§ **Task objective**: Which of the lines below contain the string "icon"? Pull each one out of the data.
Start of Dataset records
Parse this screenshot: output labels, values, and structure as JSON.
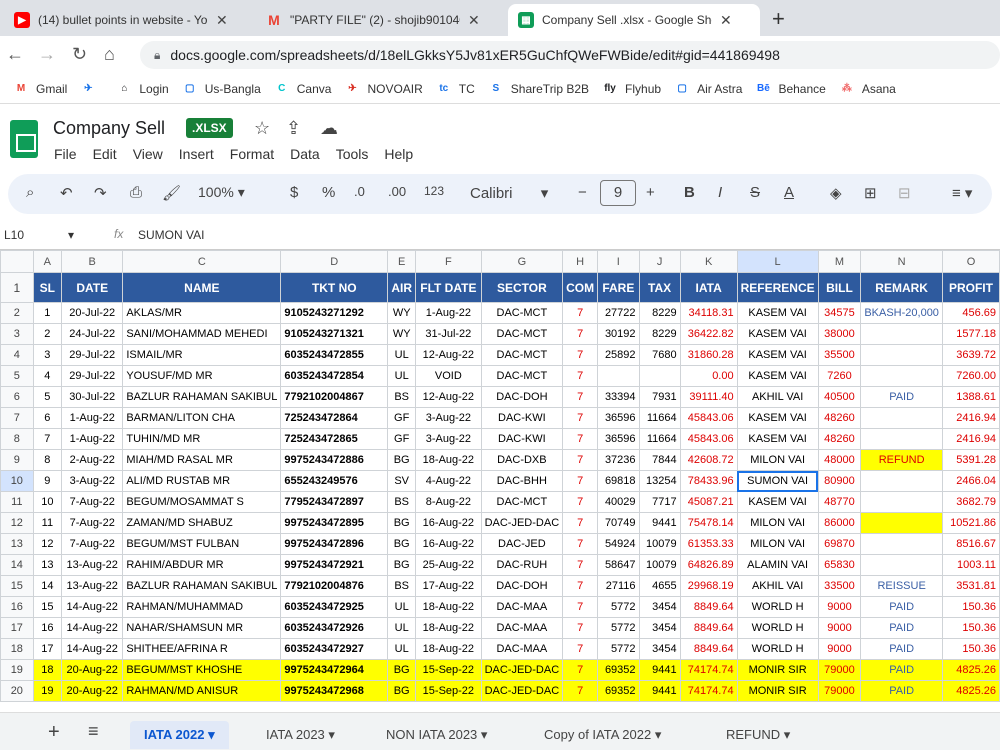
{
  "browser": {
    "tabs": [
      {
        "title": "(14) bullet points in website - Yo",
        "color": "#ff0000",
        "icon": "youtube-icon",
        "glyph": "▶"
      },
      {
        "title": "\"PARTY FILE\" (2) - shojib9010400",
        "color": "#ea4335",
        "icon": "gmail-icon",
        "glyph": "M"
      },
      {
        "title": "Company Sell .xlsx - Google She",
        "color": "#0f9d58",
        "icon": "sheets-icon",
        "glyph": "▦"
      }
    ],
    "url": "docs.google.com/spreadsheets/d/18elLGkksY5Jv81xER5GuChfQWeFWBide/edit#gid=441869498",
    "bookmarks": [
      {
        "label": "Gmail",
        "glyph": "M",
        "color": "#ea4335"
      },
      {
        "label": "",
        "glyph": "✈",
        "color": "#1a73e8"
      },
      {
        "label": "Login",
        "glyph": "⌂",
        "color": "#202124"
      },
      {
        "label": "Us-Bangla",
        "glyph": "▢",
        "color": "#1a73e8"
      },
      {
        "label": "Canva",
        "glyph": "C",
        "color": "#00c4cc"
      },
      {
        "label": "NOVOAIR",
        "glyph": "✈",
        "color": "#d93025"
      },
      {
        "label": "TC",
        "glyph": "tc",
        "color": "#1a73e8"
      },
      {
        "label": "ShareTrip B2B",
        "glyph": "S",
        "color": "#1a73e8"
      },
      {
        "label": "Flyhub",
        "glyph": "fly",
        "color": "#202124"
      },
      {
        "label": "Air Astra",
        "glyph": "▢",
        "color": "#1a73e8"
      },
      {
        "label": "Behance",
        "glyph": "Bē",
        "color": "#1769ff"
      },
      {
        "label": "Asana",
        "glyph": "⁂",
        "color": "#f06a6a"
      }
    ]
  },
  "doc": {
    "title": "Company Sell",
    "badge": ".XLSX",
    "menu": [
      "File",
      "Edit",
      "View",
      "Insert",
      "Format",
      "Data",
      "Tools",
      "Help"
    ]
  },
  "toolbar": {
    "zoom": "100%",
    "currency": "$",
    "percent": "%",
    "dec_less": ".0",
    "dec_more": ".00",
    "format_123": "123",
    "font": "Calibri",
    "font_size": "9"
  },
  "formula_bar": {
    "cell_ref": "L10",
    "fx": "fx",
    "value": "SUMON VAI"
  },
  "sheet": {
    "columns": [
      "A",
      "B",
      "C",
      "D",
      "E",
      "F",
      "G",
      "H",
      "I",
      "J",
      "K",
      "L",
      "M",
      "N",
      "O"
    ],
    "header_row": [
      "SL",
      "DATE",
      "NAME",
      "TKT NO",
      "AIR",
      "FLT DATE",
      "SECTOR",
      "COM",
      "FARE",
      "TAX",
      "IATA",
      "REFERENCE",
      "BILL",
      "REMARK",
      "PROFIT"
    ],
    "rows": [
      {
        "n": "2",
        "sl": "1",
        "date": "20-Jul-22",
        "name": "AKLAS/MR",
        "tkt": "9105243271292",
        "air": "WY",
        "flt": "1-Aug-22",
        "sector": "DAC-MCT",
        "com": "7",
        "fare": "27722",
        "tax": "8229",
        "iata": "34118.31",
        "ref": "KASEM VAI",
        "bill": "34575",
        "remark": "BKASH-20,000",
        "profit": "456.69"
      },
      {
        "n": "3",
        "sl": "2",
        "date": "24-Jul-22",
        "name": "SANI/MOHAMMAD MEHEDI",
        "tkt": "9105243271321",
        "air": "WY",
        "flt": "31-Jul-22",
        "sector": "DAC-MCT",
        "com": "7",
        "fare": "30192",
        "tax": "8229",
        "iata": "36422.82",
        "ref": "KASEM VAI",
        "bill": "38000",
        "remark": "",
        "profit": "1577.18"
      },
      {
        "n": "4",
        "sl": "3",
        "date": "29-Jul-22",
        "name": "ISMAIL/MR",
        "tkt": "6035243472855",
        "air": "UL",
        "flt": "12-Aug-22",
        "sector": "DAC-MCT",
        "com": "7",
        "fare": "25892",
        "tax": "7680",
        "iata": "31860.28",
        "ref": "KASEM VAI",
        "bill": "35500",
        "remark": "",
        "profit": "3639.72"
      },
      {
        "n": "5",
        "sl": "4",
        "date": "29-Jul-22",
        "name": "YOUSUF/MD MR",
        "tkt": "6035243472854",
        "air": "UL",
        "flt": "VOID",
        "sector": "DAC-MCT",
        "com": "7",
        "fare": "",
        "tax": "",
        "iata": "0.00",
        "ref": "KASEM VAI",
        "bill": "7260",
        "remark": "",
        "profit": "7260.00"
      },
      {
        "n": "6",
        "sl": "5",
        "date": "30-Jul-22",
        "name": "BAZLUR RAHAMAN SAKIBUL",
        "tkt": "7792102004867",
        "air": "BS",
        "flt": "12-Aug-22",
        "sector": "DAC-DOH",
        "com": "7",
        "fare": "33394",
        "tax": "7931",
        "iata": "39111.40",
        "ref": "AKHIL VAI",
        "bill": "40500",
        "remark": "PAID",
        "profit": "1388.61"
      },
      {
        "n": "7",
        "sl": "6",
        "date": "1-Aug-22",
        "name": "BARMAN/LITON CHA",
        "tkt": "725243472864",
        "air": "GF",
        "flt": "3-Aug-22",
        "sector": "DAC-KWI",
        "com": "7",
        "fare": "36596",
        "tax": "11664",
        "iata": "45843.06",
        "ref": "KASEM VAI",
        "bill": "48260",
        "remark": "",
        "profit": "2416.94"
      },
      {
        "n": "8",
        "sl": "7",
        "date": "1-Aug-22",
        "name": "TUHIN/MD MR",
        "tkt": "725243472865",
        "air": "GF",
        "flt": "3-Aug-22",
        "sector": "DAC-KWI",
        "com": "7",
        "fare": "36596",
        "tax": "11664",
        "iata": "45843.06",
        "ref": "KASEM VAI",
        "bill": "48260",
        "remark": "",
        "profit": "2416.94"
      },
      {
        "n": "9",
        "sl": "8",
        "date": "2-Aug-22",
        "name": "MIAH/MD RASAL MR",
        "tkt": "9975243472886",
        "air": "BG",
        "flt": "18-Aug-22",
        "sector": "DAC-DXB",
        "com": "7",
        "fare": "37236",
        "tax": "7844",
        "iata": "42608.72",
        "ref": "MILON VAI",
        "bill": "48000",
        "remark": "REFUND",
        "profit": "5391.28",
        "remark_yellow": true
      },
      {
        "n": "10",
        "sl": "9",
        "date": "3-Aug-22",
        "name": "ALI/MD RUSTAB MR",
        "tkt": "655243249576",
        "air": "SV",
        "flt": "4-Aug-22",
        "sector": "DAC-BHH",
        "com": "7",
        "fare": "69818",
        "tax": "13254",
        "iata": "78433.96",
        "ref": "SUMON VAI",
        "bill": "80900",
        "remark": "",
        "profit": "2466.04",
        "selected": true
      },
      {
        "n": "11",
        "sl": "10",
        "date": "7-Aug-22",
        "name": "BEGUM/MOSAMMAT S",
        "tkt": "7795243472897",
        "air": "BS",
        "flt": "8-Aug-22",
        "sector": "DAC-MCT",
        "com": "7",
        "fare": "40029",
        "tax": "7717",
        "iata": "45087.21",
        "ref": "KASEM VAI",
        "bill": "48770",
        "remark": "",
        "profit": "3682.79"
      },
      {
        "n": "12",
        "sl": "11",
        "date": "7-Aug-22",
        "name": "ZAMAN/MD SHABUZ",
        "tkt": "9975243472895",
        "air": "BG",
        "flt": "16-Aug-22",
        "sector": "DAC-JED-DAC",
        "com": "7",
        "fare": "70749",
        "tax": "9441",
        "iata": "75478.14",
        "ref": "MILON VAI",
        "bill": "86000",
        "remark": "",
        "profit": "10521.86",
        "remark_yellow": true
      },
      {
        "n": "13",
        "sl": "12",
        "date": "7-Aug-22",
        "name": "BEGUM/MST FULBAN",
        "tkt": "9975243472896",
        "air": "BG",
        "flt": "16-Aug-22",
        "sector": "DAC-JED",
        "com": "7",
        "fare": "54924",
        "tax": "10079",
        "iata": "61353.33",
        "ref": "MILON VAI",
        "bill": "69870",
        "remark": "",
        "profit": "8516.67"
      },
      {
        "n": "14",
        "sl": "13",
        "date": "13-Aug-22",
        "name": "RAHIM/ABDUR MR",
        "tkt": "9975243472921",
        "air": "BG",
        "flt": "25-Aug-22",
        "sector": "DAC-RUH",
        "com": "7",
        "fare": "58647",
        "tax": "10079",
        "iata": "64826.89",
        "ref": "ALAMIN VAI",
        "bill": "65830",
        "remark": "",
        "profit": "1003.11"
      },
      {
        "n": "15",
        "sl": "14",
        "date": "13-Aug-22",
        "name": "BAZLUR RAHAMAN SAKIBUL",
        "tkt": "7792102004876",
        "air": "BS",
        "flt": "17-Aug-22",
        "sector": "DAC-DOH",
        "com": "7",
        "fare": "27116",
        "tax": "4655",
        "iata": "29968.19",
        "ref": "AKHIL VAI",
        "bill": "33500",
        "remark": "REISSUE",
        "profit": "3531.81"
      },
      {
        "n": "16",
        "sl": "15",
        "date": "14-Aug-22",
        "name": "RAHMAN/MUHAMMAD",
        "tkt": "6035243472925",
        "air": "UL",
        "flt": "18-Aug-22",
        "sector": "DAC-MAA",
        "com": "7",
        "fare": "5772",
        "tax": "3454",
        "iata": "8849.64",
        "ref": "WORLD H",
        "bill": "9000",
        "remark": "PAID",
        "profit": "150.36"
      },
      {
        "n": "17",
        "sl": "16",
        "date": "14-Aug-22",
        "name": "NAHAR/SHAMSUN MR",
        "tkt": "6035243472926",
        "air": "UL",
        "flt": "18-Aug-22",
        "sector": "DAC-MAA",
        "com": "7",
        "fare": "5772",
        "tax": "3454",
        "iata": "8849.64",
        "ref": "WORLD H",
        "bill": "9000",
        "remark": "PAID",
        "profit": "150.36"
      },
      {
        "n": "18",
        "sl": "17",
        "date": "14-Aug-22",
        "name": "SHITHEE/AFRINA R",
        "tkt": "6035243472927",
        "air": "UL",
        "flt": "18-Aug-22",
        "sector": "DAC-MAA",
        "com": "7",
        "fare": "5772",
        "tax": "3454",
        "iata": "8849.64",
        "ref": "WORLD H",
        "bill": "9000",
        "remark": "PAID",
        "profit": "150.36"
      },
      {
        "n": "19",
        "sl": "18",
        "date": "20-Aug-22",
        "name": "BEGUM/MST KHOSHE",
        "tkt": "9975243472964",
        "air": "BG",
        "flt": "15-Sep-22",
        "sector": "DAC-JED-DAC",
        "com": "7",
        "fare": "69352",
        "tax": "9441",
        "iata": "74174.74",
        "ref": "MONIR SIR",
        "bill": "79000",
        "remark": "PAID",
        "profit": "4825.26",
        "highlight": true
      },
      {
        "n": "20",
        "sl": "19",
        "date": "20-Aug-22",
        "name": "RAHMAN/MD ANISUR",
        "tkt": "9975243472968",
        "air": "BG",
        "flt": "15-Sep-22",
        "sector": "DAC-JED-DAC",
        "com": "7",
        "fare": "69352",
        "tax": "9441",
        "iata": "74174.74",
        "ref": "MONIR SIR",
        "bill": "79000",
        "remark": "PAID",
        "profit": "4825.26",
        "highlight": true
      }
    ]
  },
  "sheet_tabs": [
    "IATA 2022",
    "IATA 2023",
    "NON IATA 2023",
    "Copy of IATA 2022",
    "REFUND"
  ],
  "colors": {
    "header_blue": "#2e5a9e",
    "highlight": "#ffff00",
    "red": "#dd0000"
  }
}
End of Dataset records
§ **Result of this task**:
        "icon": "youtube-icon",
        "icon": "gmail-icon",
        "icon": "sheets-icon",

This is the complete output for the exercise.